Description of the task:
For every record below, write out an exact copy.

(Component data from apps and pages)
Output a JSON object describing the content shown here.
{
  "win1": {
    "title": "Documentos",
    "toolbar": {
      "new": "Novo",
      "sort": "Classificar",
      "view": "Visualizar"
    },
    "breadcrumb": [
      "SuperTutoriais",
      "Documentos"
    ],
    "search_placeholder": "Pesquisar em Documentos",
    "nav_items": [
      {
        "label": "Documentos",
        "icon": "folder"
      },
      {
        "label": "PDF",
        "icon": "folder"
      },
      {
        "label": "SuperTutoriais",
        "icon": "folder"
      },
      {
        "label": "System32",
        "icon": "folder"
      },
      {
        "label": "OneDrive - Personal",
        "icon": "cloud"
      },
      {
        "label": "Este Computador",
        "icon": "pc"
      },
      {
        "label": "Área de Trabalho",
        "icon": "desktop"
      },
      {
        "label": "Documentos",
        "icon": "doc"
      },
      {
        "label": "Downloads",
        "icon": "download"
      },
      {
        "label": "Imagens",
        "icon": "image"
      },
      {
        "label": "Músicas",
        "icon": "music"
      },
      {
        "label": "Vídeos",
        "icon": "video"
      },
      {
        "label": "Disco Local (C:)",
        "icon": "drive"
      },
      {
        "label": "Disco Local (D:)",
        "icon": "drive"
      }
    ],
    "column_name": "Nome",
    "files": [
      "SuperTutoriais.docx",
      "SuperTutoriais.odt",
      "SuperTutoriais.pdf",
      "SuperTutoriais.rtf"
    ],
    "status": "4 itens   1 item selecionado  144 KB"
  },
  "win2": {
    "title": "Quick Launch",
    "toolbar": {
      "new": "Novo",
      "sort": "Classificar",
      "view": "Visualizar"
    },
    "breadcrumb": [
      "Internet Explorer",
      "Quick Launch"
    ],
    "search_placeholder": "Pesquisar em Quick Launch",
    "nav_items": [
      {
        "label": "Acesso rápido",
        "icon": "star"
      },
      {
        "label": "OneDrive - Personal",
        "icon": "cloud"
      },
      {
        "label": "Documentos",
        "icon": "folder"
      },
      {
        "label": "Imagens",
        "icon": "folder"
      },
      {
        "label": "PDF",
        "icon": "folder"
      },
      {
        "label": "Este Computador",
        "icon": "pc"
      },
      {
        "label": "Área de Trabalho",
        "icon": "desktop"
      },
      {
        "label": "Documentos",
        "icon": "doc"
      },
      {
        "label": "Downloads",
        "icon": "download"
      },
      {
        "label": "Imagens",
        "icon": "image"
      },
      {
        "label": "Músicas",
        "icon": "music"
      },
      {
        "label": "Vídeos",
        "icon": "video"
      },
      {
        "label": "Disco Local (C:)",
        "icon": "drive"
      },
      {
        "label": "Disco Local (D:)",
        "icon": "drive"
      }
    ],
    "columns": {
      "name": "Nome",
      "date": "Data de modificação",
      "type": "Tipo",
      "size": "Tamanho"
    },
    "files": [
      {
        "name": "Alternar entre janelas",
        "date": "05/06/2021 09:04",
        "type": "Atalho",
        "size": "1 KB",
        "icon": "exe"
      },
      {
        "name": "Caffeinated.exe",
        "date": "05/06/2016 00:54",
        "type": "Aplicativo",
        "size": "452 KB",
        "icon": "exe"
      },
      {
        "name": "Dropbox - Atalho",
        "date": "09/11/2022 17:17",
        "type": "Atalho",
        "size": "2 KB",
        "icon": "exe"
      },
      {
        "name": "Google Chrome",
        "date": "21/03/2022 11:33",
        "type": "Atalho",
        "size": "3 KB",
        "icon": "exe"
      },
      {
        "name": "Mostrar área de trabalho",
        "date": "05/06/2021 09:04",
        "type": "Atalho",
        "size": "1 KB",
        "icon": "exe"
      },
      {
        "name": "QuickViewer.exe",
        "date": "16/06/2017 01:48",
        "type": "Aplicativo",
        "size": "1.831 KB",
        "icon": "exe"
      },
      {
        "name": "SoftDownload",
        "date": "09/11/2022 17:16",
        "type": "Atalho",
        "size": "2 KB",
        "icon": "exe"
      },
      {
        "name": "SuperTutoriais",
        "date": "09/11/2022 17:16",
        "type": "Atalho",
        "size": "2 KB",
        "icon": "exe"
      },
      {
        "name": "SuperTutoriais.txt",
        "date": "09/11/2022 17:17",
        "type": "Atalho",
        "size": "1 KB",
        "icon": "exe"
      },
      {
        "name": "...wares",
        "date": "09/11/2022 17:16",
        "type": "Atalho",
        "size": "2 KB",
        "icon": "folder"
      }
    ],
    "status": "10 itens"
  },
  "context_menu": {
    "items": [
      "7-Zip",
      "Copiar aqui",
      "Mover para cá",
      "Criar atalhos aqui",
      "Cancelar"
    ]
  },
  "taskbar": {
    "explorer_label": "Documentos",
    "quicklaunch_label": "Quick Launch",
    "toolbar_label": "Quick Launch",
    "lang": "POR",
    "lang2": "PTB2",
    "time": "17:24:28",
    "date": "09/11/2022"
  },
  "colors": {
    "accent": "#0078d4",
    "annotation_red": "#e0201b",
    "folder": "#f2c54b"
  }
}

Solution:
Output a JSON object describing the content shown here.
{
  "win1": {
    "title": "Documentos",
    "toolbar": {
      "new": "Novo",
      "sort": "Classificar",
      "view": "Visualizar"
    },
    "breadcrumb": [
      "SuperTutoriais",
      "Documentos"
    ],
    "search_placeholder": "Pesquisar em Documentos",
    "nav_items": [
      {
        "label": "Documentos",
        "icon": "folder"
      },
      {
        "label": "PDF",
        "icon": "folder"
      },
      {
        "label": "SuperTutoriais",
        "icon": "folder"
      },
      {
        "label": "System32",
        "icon": "folder"
      },
      {
        "label": "OneDrive - Personal",
        "icon": "cloud"
      },
      {
        "label": "Este Computador",
        "icon": "pc"
      },
      {
        "label": "Área de Trabalho",
        "icon": "desktop"
      },
      {
        "label": "Documentos",
        "icon": "doc"
      },
      {
        "label": "Downloads",
        "icon": "download"
      },
      {
        "label": "Imagens",
        "icon": "image"
      },
      {
        "label": "Músicas",
        "icon": "music"
      },
      {
        "label": "Vídeos",
        "icon": "video"
      },
      {
        "label": "Disco Local (C:)",
        "icon": "drive"
      },
      {
        "label": "Disco Local (D:)",
        "icon": "drive"
      }
    ],
    "column_name": "Nome",
    "files": [
      "SuperTutoriais.docx",
      "SuperTutoriais.odt",
      "SuperTutoriais.pdf",
      "SuperTutoriais.rtf"
    ],
    "status": "4 itens   1 item selecionado  144 KB"
  },
  "win2": {
    "title": "Quick Launch",
    "toolbar": {
      "new": "Novo",
      "sort": "Classificar",
      "view": "Visualizar"
    },
    "breadcrumb": [
      "Internet Explorer",
      "Quick Launch"
    ],
    "search_placeholder": "Pesquisar em Quick Launch",
    "nav_items": [
      {
        "label": "Acesso rápido",
        "icon": "star"
      },
      {
        "label": "OneDrive - Personal",
        "icon": "cloud"
      },
      {
        "label": "Documentos",
        "icon": "folder"
      },
      {
        "label": "Imagens",
        "icon": "folder"
      },
      {
        "label": "PDF",
        "icon": "folder"
      },
      {
        "label": "Este Computador",
        "icon": "pc"
      },
      {
        "label": "Área de Trabalho",
        "icon": "desktop"
      },
      {
        "label": "Documentos",
        "icon": "doc"
      },
      {
        "label": "Downloads",
        "icon": "download"
      },
      {
        "label": "Imagens",
        "icon": "image"
      },
      {
        "label": "Músicas",
        "icon": "music"
      },
      {
        "label": "Vídeos",
        "icon": "video"
      },
      {
        "label": "Disco Local (C:)",
        "icon": "drive"
      },
      {
        "label": "Disco Local (D:)",
        "icon": "drive"
      }
    ],
    "columns": {
      "name": "Nome",
      "date": "Data de modificação",
      "type": "Tipo",
      "size": "Tamanho"
    },
    "files": [
      {
        "name": "Alternar entre janelas",
        "date": "05/06/2021 09:04",
        "type": "Atalho",
        "size": "1 KB",
        "icon": "exe"
      },
      {
        "name": "Caffeinated.exe",
        "date": "05/06/2016 00:54",
        "type": "Aplicativo",
        "size": "452 KB",
        "icon": "exe"
      },
      {
        "name": "Dropbox - Atalho",
        "date": "09/11/2022 17:17",
        "type": "Atalho",
        "size": "2 KB",
        "icon": "exe"
      },
      {
        "name": "Google Chrome",
        "date": "21/03/2022 11:33",
        "type": "Atalho",
        "size": "3 KB",
        "icon": "exe"
      },
      {
        "name": "Mostrar área de trabalho",
        "date": "05/06/2021 09:04",
        "type": "Atalho",
        "size": "1 KB",
        "icon": "exe"
      },
      {
        "name": "QuickViewer.exe",
        "date": "16/06/2017 01:48",
        "type": "Aplicativo",
        "size": "1.831 KB",
        "icon": "exe"
      },
      {
        "name": "SoftDownload",
        "date": "09/11/2022 17:16",
        "type": "Atalho",
        "size": "2 KB",
        "icon": "exe"
      },
      {
        "name": "SuperTutoriais",
        "date": "09/11/2022 17:16",
        "type": "Atalho",
        "size": "2 KB",
        "icon": "exe"
      },
      {
        "name": "SuperTutoriais.txt",
        "date": "09/11/2022 17:17",
        "type": "Atalho",
        "size": "1 KB",
        "icon": "exe"
      },
      {
        "name": "...wares",
        "date": "09/11/2022 17:16",
        "type": "Atalho",
        "size": "2 KB",
        "icon": "folder"
      }
    ],
    "status": "10 itens"
  },
  "context_menu": {
    "items": [
      "7-Zip",
      "Copiar aqui",
      "Mover para cá",
      "Criar atalhos aqui",
      "Cancelar"
    ]
  },
  "taskbar": {
    "explorer_label": "Documentos",
    "quicklaunch_label": "Quick Launch",
    "toolbar_label": "Quick Launch",
    "lang": "POR",
    "lang2": "PTB2",
    "time": "17:24:28",
    "date": "09/11/2022"
  },
  "colors": {
    "accent": "#0078d4",
    "annotation_red": "#e0201b",
    "folder": "#f2c54b"
  }
}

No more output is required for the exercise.